▶ _Try it_: Here is a listing. Reproduce it exactly.

▶ _Data for review_:
***
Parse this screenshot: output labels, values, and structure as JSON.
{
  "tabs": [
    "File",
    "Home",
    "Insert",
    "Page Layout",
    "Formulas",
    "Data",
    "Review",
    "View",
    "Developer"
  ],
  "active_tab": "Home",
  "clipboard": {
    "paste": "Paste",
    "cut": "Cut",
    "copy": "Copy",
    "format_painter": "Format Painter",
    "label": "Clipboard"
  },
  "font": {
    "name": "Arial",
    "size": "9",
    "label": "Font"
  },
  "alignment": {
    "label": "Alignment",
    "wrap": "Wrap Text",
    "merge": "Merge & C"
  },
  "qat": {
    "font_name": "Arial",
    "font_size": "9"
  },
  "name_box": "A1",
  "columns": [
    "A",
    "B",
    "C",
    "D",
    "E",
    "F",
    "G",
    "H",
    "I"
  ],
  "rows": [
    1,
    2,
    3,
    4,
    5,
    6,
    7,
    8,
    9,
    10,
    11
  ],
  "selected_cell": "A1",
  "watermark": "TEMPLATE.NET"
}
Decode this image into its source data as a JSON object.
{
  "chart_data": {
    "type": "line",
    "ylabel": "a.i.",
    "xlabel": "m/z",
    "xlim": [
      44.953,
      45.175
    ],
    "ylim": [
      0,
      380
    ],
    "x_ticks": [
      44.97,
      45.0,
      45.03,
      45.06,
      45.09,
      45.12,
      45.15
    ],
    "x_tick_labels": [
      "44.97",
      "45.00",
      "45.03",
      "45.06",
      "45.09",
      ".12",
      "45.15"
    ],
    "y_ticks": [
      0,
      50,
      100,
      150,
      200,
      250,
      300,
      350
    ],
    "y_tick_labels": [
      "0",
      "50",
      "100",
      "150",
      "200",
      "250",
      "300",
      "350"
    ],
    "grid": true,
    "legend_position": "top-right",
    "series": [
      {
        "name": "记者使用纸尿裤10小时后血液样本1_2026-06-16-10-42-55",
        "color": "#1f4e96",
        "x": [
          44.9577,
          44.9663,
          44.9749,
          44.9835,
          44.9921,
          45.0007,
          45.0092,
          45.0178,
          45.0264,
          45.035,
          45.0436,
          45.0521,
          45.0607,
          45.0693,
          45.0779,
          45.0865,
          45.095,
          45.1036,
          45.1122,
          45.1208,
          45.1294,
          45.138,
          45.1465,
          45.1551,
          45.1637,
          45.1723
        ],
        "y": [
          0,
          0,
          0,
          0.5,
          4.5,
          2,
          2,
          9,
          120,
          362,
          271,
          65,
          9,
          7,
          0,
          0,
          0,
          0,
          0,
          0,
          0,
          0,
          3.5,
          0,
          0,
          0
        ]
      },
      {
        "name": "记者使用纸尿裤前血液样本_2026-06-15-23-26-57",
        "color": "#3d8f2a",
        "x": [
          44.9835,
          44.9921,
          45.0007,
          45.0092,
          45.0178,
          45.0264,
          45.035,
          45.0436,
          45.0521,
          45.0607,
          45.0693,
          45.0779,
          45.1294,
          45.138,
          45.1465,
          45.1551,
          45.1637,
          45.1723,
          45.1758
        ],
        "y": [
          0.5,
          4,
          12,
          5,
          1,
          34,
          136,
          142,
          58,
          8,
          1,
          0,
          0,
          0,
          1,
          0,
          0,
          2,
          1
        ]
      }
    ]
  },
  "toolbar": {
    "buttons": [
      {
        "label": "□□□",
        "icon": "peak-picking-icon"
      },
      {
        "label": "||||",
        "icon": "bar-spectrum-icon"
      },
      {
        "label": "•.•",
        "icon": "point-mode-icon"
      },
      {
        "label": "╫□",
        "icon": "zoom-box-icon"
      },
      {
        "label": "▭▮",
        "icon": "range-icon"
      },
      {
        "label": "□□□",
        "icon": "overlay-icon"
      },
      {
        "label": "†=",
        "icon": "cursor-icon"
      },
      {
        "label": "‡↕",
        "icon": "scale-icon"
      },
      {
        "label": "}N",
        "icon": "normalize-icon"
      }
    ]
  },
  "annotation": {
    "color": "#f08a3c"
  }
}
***
▶ _Result of the exercise_:
Parse this screenshot: output labels, values, and structure as JSON.
{
  "tabs": [
    "File",
    "Home",
    "Insert",
    "Page Layout",
    "Formulas",
    "Data",
    "Review",
    "View",
    "Developer"
  ],
  "active_tab": "Home",
  "clipboard": {
    "paste": "Paste",
    "cut": "Cut",
    "copy": "Copy",
    "format_painter": "Format Painter",
    "label": "Clipboard"
  },
  "font": {
    "name": "Arial",
    "size": "9",
    "label": "Font"
  },
  "alignment": {
    "label": "Alignment",
    "wrap": "Wrap Text",
    "merge": "Merge & C"
  },
  "qat": {
    "font_name": "Arial",
    "font_size": "9"
  },
  "name_box": "A1",
  "columns": [
    "A",
    "B",
    "C",
    "D",
    "E",
    "F",
    "G",
    "H",
    "I"
  ],
  "rows": [
    1,
    2,
    3,
    4,
    5,
    6,
    7,
    8,
    9,
    10,
    11
  ],
  "selected_cell": "A1",
  "watermark": "TEMPLATE.NET"
}
Decode this image into its source data as a JSON object.
{
  "chart_data": {
    "type": "line",
    "ylabel": "a.i.",
    "xlabel": "m/z",
    "xlim": [
      44.953,
      45.175
    ],
    "ylim": [
      0,
      380
    ],
    "x_ticks": [
      44.97,
      45.0,
      45.03,
      45.06,
      45.09,
      45.12,
      45.15
    ],
    "x_tick_labels": [
      "44.97",
      "45.00",
      "45.03",
      "45.06",
      "45.09",
      ".12",
      "45.15"
    ],
    "y_ticks": [
      0,
      50,
      100,
      150,
      200,
      250,
      300,
      350
    ],
    "y_tick_labels": [
      "0",
      "50",
      "100",
      "150",
      "200",
      "250",
      "300",
      "350"
    ],
    "grid": true,
    "legend_position": "top-right",
    "series": [
      {
        "name": "记者使用纸尿裤10小时后血液样本1_2026-06-16-10-42-55",
        "color": "#1f4e96",
        "x": [
          44.9577,
          44.9663,
          44.9749,
          44.9835,
          44.9921,
          45.0007,
          45.0092,
          45.0178,
          45.0264,
          45.035,
          45.0436,
          45.0521,
          45.0607,
          45.0693,
          45.0779,
          45.0865,
          45.095,
          45.1036,
          45.1122,
          45.1208,
          45.1294,
          45.138,
          45.1465,
          45.1551,
          45.1637,
          45.1723
        ],
        "y": [
          0,
          0,
          0,
          0.5,
          4.5,
          2,
          2,
          9,
          120,
          362,
          271,
          65,
          9,
          7,
          0,
          0,
          0,
          0,
          0,
          0,
          0,
          0,
          3.5,
          0,
          0,
          0
        ]
      },
      {
        "name": "记者使用纸尿裤前血液样本_2026-06-15-23-26-57",
        "color": "#3d8f2a",
        "x": [
          44.9835,
          44.9921,
          45.0007,
          45.0092,
          45.0178,
          45.0264,
          45.035,
          45.0436,
          45.0521,
          45.0607,
          45.0693,
          45.0779,
          45.1294,
          45.138,
          45.1465,
          45.1551,
          45.1637,
          45.1723,
          45.1758
        ],
        "y": [
          0.5,
          4,
          12,
          5,
          1,
          34,
          136,
          142,
          58,
          8,
          1,
          0,
          0,
          0,
          1,
          0,
          0,
          2,
          1
        ]
      }
    ]
  },
  "toolbar": {
    "buttons": [
      {
        "label": "□□□",
        "icon": "peak-picking-icon"
      },
      {
        "label": "||||",
        "icon": "bar-spectrum-icon"
      },
      {
        "label": "•.•",
        "icon": "point-mode-icon"
      },
      {
        "label": "╫□",
        "icon": "zoom-box-icon"
      },
      {
        "label": "▭▮",
        "icon": "range-icon"
      },
      {
        "label": "□□□",
        "icon": "overlay-icon"
      },
      {
        "label": "†=",
        "icon": "cursor-icon"
      },
      {
        "label": "‡↕",
        "icon": "scale-icon"
      },
      {
        "label": "}N",
        "icon": "normalize-icon"
      }
    ]
  },
  "annotation": {
    "color": "#f08a3c"
  }
}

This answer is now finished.